■ **Exercise**
Using the listing below, copy every line that mentions "label".

■ **Data shown**
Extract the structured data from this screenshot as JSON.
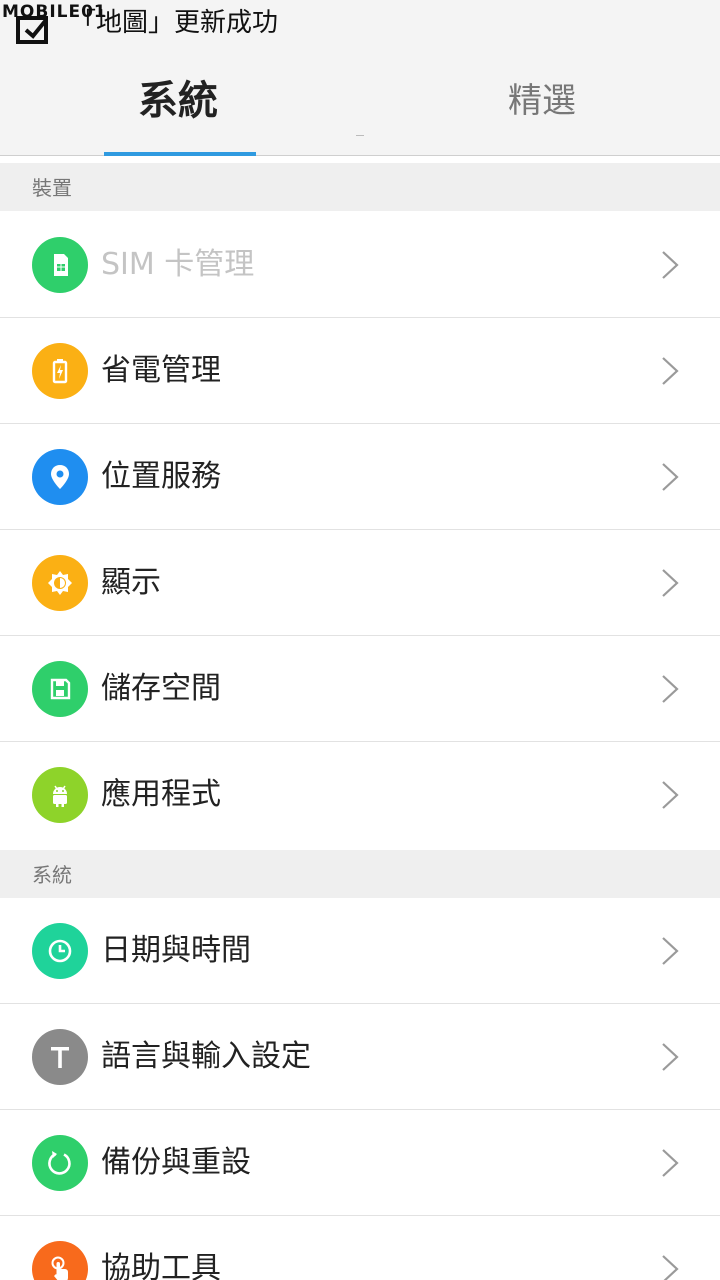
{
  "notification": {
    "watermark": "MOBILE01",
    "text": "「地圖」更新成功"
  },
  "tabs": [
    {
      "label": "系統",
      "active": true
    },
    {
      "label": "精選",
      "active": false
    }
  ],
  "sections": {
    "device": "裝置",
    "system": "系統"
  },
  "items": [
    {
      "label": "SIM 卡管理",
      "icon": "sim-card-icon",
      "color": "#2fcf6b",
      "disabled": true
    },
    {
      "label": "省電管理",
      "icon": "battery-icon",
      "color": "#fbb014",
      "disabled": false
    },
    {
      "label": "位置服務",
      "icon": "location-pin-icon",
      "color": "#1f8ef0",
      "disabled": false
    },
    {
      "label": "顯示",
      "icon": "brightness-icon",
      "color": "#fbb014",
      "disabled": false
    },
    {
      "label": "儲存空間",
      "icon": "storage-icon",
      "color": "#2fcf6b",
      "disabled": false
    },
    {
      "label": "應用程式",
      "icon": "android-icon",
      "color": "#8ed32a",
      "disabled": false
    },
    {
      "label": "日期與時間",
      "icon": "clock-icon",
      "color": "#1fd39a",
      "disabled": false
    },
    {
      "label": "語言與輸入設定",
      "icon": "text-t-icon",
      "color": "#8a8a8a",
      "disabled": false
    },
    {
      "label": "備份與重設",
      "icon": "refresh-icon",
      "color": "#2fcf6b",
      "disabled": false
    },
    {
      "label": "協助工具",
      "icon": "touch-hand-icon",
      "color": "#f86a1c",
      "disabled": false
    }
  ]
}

■ **Worked solution**
      "label": "系統",
      "label": "精選",
      "label": "SIM 卡管理",
      "label": "省電管理",
      "label": "位置服務",
      "label": "顯示",
      "label": "儲存空間",
      "label": "應用程式",
      "label": "日期與時間",
      "label": "語言與輸入設定",
      "label": "備份與重設",
      "label": "協助工具",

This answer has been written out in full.